Who will succeed Kofi Annan as UN Secretary General is a hot question among diplomats. Shashi Tharoor, UN Under Secretary General, explores what the job involves.

“The most impossible job on earth” was how the first United Nations Secretary General, Trygve Lie, described the post to his successor, Dag Hammarskjold, in 1953. Time has not made the job any easier.

The framers of the UN Charter gave the Secretary General two distinct functions: “chief administrative officer of the Organization” and also an independent official whom the General Assembly and Security Council can entrust with certain unspecified (but implicitly political) tasks. Each holder of the office must demonstrate whether he is more Secretary than General.

Paradoxes abound. The Secretary General is expected to enjoy the backing of governments, especially the five permanent members of the Security Council, but be above partiality to any of them. He establishes his credentials by bureaucratic or diplomatic service, but, once elected, must transcend his past and serve as a voice of the world, even a “secular Pope.”

The Secretary General is entrusted with assisting member states to make sound and well-informed decisions, which he is then obliged to execute, but he is also authorized to influence their work and even to propose actions that they should undertake. He administers a complex organization and serves as head of the UN agencies, but must exercise this role within budgetary and regulatory constraints imposed by the member governments.

True, the Secretary General has an unparalleled agenda-shaping authority.

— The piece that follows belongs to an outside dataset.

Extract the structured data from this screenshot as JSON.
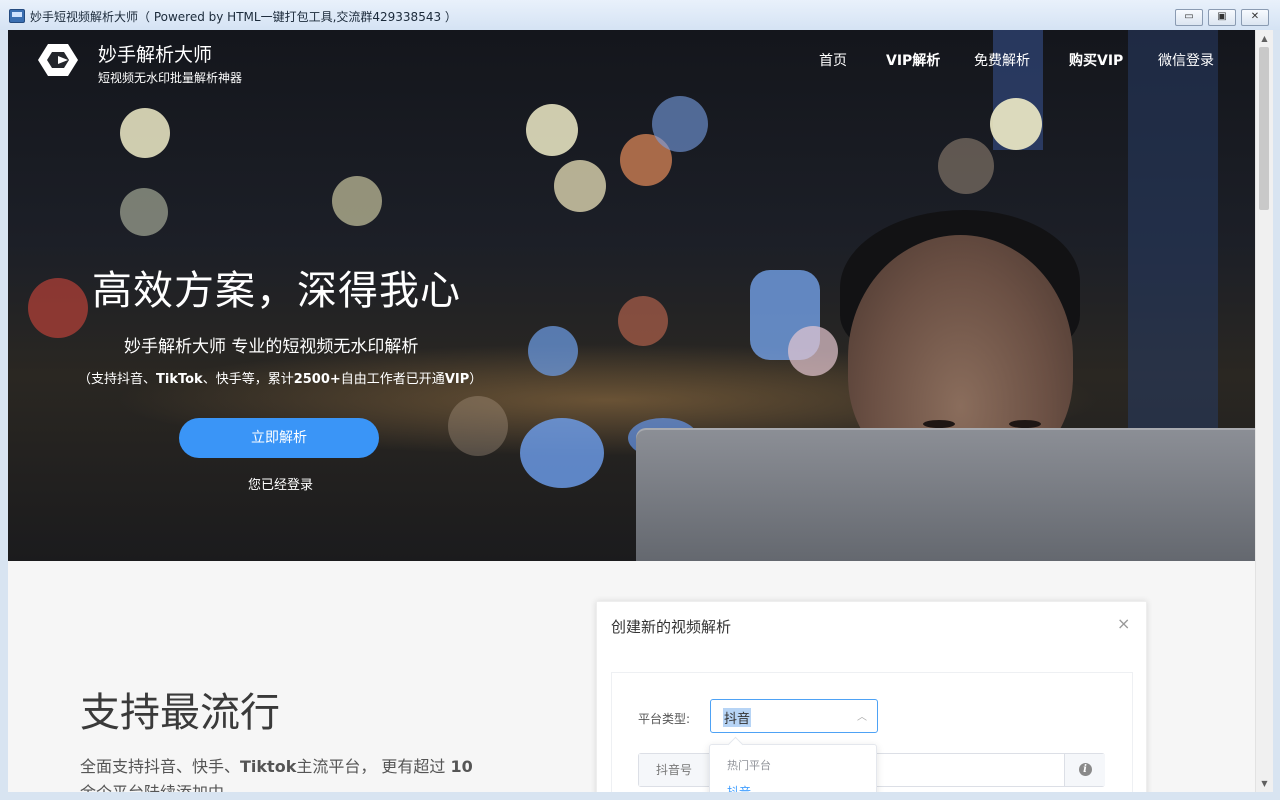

But he does not have the power to execute all his ideas, and he articulates a vision that only governments can fulfill. He moves the world, but he cannot direct it.